● **ACTION ITEM**
Would you retype all of these records exactly?

___ GIVEN DATA ___

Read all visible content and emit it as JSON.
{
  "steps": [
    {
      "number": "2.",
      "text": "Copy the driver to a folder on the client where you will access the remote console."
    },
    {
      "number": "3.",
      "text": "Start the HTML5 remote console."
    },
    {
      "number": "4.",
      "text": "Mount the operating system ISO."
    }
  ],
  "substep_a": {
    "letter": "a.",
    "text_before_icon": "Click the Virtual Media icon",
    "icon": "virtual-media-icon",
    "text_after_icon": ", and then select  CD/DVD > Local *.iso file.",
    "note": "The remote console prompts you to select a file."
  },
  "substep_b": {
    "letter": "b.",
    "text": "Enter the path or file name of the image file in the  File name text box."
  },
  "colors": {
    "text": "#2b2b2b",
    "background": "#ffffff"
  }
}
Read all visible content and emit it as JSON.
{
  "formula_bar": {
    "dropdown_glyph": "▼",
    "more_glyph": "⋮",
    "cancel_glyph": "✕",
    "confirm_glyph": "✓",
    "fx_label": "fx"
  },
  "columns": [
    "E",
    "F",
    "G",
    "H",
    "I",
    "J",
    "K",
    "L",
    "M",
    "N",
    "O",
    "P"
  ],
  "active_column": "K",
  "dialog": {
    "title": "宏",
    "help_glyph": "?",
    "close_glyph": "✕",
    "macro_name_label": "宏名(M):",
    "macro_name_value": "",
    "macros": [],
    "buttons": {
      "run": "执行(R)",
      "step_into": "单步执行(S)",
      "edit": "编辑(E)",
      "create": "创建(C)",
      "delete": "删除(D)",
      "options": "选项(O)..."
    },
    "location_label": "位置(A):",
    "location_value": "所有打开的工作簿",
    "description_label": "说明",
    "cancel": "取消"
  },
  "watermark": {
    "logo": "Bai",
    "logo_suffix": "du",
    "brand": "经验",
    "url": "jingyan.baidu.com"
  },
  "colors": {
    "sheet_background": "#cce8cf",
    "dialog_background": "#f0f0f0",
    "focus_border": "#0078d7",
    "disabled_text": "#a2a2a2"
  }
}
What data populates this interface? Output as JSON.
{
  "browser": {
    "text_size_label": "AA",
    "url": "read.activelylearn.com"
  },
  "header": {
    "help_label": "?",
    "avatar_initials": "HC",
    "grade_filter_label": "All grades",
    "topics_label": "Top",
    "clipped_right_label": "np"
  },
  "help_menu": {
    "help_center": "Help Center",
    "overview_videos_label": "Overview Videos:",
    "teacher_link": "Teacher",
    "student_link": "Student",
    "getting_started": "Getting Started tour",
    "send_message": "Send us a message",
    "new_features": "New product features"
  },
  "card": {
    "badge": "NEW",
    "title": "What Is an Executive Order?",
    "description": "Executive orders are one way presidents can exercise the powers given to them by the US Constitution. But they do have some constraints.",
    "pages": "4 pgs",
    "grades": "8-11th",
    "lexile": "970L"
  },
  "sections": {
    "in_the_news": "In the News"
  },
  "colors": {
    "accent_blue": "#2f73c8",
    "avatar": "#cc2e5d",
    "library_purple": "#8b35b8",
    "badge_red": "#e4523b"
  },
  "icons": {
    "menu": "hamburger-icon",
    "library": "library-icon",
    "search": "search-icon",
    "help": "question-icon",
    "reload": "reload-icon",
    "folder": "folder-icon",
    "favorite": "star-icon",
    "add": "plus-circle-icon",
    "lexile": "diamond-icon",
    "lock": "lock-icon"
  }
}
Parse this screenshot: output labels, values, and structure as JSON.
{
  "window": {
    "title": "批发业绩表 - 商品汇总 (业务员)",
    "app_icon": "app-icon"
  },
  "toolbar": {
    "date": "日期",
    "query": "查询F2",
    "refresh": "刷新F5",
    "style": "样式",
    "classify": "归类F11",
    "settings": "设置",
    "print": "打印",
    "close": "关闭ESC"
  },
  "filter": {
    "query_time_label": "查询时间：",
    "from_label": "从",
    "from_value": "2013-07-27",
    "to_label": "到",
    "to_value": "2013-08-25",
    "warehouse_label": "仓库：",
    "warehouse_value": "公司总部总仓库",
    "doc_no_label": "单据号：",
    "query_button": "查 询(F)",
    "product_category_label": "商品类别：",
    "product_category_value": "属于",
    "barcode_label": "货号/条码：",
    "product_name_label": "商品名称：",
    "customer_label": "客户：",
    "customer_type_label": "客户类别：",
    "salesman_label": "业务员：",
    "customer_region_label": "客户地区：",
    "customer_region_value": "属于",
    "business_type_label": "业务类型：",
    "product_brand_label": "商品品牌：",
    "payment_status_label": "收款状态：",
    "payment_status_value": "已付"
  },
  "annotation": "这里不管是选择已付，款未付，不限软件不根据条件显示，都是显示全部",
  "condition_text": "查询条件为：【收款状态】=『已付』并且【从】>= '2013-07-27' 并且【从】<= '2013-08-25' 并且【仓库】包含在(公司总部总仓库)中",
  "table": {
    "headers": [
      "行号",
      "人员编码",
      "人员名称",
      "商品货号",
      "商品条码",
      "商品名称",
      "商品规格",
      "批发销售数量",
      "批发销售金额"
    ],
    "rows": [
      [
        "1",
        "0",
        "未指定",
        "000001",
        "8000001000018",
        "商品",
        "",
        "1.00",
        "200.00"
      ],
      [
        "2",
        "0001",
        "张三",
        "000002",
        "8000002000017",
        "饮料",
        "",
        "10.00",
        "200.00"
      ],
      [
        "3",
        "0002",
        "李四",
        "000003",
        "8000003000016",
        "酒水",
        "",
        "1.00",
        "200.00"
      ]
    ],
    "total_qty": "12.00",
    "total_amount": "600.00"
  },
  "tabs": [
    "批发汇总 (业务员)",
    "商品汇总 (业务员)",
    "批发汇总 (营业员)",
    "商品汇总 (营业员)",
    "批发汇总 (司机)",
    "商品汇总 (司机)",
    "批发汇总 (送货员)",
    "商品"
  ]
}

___

● **SOLUTION FOR THIS PROBLEM**
Read all visible content and emit it as JSON.
{
  "steps": [
    {
      "number": "2.",
      "text": "Copy the driver to a folder on the client where you will access the remote console."
    },
    {
      "number": "3.",
      "text": "Start the HTML5 remote console."
    },
    {
      "number": "4.",
      "text": "Mount the operating system ISO."
    }
  ],
  "substep_a": {
    "letter": "a.",
    "text_before_icon": "Click the Virtual Media icon",
    "icon": "virtual-media-icon",
    "text_after_icon": ", and then select  CD/DVD > Local *.iso file.",
    "note": "The remote console prompts you to select a file."
  },
  "substep_b": {
    "letter": "b.",
    "text": "Enter the path or file name of the image file in the  File name text box."
  },
  "colors": {
    "text": "#2b2b2b",
    "background": "#ffffff"
  }
}
Read all visible content and emit it as JSON.
{
  "formula_bar": {
    "dropdown_glyph": "▼",
    "more_glyph": "⋮",
    "cancel_glyph": "✕",
    "confirm_glyph": "✓",
    "fx_label": "fx"
  },
  "columns": [
    "E",
    "F",
    "G",
    "H",
    "I",
    "J",
    "K",
    "L",
    "M",
    "N",
    "O",
    "P"
  ],
  "active_column": "K",
  "dialog": {
    "title": "宏",
    "help_glyph": "?",
    "close_glyph": "✕",
    "macro_name_label": "宏名(M):",
    "macro_name_value": "",
    "macros": [],
    "buttons": {
      "run": "执行(R)",
      "step_into": "单步执行(S)",
      "edit": "编辑(E)",
      "create": "创建(C)",
      "delete": "删除(D)",
      "options": "选项(O)..."
    },
    "location_label": "位置(A):",
    "location_value": "所有打开的工作簿",
    "description_label": "说明",
    "cancel": "取消"
  },
  "watermark": {
    "logo": "Bai",
    "logo_suffix": "du",
    "brand": "经验",
    "url": "jingyan.baidu.com"
  },
  "colors": {
    "sheet_background": "#cce8cf",
    "dialog_background": "#f0f0f0",
    "focus_border": "#0078d7",
    "disabled_text": "#a2a2a2"
  }
}
What data populates this interface? Output as JSON.
{
  "browser": {
    "text_size_label": "AA",
    "url": "read.activelylearn.com"
  },
  "header": {
    "help_label": "?",
    "avatar_initials": "HC",
    "grade_filter_label": "All grades",
    "topics_label": "Top",
    "clipped_right_label": "np"
  },
  "help_menu": {
    "help_center": "Help Center",
    "overview_videos_label": "Overview Videos:",
    "teacher_link": "Teacher",
    "student_link": "Student",
    "getting_started": "Getting Started tour",
    "send_message": "Send us a message",
    "new_features": "New product features"
  },
  "card": {
    "badge": "NEW",
    "title": "What Is an Executive Order?",
    "description": "Executive orders are one way presidents can exercise the powers given to them by the US Constitution. But they do have some constraints.",
    "pages": "4 pgs",
    "grades": "8-11th",
    "lexile": "970L"
  },
  "sections": {
    "in_the_news": "In the News"
  },
  "colors": {
    "accent_blue": "#2f73c8",
    "avatar": "#cc2e5d",
    "library_purple": "#8b35b8",
    "badge_red": "#e4523b"
  },
  "icons": {
    "menu": "hamburger-icon",
    "library": "library-icon",
    "search": "search-icon",
    "help": "question-icon",
    "reload": "reload-icon",
    "folder": "folder-icon",
    "favorite": "star-icon",
    "add": "plus-circle-icon",
    "lexile": "diamond-icon",
    "lock": "lock-icon"
  }
}
Parse this screenshot: output labels, values, and structure as JSON.
{
  "window": {
    "title": "批发业绩表 - 商品汇总 (业务员)",
    "app_icon": "app-icon"
  },
  "toolbar": {
    "date": "日期",
    "query": "查询F2",
    "refresh": "刷新F5",
    "style": "样式",
    "classify": "归类F11",
    "settings": "设置",
    "print": "打印",
    "close": "关闭ESC"
  },
  "filter": {
    "query_time_label": "查询时间：",
    "from_label": "从",
    "from_value": "2013-07-27",
    "to_label": "到",
    "to_value": "2013-08-25",
    "warehouse_label": "仓库：",
    "warehouse_value": "公司总部总仓库",
    "doc_no_label": "单据号：",
    "query_button": "查 询(F)",
    "product_category_label": "商品类别：",
    "product_category_value": "属于",
    "barcode_label": "货号/条码：",
    "product_name_label": "商品名称：",
    "customer_label": "客户：",
    "customer_type_label": "客户类别：",
    "salesman_label": "业务员：",
    "customer_region_label": "客户地区：",
    "customer_region_value": "属于",
    "business_type_label": "业务类型：",
    "product_brand_label": "商品品牌：",
    "payment_status_label": "收款状态：",
    "payment_status_value": "已付"
  },
  "annotation": "这里不管是选择已付，款未付，不限软件不根据条件显示，都是显示全部",
  "condition_text": "查询条件为：【收款状态】=『已付』并且【从】>= '2013-07-27' 并且【从】<= '2013-08-25' 并且【仓库】包含在(公司总部总仓库)中",
  "table": {
    "headers": [
      "行号",
      "人员编码",
      "人员名称",
      "商品货号",
      "商品条码",
      "商品名称",
      "商品规格",
      "批发销售数量",
      "批发销售金额"
    ],
    "rows": [
      [
        "1",
        "0",
        "未指定",
        "000001",
        "8000001000018",
        "商品",
        "",
        "1.00",
        "200.00"
      ],
      [
        "2",
        "0001",
        "张三",
        "000002",
        "8000002000017",
        "饮料",
        "",
        "10.00",
        "200.00"
      ],
      [
        "3",
        "0002",
        "李四",
        "000003",
        "8000003000016",
        "酒水",
        "",
        "1.00",
        "200.00"
      ]
    ],
    "total_qty": "12.00",
    "total_amount": "600.00"
  },
  "tabs": [
    "批发汇总 (业务员)",
    "商品汇总 (业务员)",
    "批发汇总 (营业员)",
    "商品汇总 (营业员)",
    "批发汇总 (司机)",
    "商品汇总 (司机)",
    "批发汇总 (送货员)",
    "商品"
  ]
}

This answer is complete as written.